→ Task goal:
Copy out each line of the data that contains "helado".

→ Material for this exercise:
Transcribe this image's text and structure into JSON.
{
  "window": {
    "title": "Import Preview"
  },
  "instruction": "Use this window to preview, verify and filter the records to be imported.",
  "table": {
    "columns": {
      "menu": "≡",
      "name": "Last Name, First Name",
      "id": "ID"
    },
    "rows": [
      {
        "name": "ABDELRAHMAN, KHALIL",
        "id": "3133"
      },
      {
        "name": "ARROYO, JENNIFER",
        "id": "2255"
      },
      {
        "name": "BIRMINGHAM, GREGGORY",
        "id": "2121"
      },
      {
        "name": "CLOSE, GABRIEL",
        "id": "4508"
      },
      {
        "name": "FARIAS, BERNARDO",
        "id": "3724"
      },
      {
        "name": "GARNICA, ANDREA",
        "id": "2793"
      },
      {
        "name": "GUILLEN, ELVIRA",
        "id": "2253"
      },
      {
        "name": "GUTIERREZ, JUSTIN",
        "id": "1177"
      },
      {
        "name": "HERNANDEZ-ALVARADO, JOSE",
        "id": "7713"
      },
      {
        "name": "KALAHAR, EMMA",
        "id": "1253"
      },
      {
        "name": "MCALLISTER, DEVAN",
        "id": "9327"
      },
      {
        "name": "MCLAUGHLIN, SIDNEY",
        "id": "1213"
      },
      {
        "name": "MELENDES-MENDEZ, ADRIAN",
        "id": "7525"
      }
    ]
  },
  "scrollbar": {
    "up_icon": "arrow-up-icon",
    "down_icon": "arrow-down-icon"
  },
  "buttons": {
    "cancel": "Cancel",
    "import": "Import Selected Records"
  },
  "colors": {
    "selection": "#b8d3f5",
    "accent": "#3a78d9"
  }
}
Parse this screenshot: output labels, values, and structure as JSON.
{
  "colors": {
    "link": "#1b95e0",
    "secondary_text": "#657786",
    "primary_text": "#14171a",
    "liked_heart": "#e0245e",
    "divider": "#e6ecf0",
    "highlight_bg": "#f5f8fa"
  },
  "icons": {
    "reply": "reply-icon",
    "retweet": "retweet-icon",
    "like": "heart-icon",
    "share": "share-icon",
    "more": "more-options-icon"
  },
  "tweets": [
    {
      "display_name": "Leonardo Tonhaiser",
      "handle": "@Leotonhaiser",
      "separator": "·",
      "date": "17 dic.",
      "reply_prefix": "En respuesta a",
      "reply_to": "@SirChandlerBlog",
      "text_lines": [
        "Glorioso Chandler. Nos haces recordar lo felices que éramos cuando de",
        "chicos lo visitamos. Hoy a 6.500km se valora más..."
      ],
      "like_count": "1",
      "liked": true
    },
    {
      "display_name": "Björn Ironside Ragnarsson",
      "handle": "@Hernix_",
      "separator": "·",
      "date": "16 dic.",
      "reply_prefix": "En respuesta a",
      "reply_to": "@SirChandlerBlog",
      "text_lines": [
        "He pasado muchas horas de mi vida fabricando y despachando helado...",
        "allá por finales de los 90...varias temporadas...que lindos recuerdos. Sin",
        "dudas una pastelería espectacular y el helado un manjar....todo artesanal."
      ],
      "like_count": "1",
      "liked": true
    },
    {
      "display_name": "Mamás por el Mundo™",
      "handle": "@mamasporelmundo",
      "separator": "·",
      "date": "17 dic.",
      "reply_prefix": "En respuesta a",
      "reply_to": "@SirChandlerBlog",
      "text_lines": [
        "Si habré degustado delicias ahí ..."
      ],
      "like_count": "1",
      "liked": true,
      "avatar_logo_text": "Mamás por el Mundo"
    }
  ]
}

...

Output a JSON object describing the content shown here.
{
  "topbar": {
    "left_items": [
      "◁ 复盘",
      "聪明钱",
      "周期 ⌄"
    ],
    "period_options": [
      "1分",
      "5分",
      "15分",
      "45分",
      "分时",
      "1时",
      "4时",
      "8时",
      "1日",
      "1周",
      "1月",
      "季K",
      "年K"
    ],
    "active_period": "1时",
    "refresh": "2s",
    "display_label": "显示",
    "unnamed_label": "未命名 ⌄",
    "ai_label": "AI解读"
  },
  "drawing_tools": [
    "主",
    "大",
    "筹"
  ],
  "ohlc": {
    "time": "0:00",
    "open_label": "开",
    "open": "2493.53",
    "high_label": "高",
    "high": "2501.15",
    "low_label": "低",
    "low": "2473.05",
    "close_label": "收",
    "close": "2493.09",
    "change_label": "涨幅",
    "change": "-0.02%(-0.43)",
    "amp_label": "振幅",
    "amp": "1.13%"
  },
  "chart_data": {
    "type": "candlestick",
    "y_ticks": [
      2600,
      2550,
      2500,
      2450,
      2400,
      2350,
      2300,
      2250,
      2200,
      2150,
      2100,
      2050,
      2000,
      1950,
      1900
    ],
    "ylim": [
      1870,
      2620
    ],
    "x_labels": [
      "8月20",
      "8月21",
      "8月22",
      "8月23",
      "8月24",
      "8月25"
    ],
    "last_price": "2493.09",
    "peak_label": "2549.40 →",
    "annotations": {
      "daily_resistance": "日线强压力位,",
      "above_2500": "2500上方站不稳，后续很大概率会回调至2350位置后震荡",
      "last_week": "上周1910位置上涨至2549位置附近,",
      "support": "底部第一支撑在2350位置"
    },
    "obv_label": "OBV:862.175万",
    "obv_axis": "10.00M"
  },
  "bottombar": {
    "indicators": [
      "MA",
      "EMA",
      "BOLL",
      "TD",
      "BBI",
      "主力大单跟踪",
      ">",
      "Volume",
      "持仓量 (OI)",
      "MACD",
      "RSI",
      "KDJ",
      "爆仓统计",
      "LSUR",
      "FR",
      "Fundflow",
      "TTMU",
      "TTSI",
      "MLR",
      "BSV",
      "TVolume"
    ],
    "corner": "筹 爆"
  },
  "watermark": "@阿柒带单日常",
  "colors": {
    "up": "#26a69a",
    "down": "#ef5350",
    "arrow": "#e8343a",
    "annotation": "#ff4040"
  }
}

→ Exercise answer:
        "He pasado muchas horas de mi vida fabricando y despachando helado...",
        "dudas una pastelería espectacular y el helado un manjar....todo artesanal."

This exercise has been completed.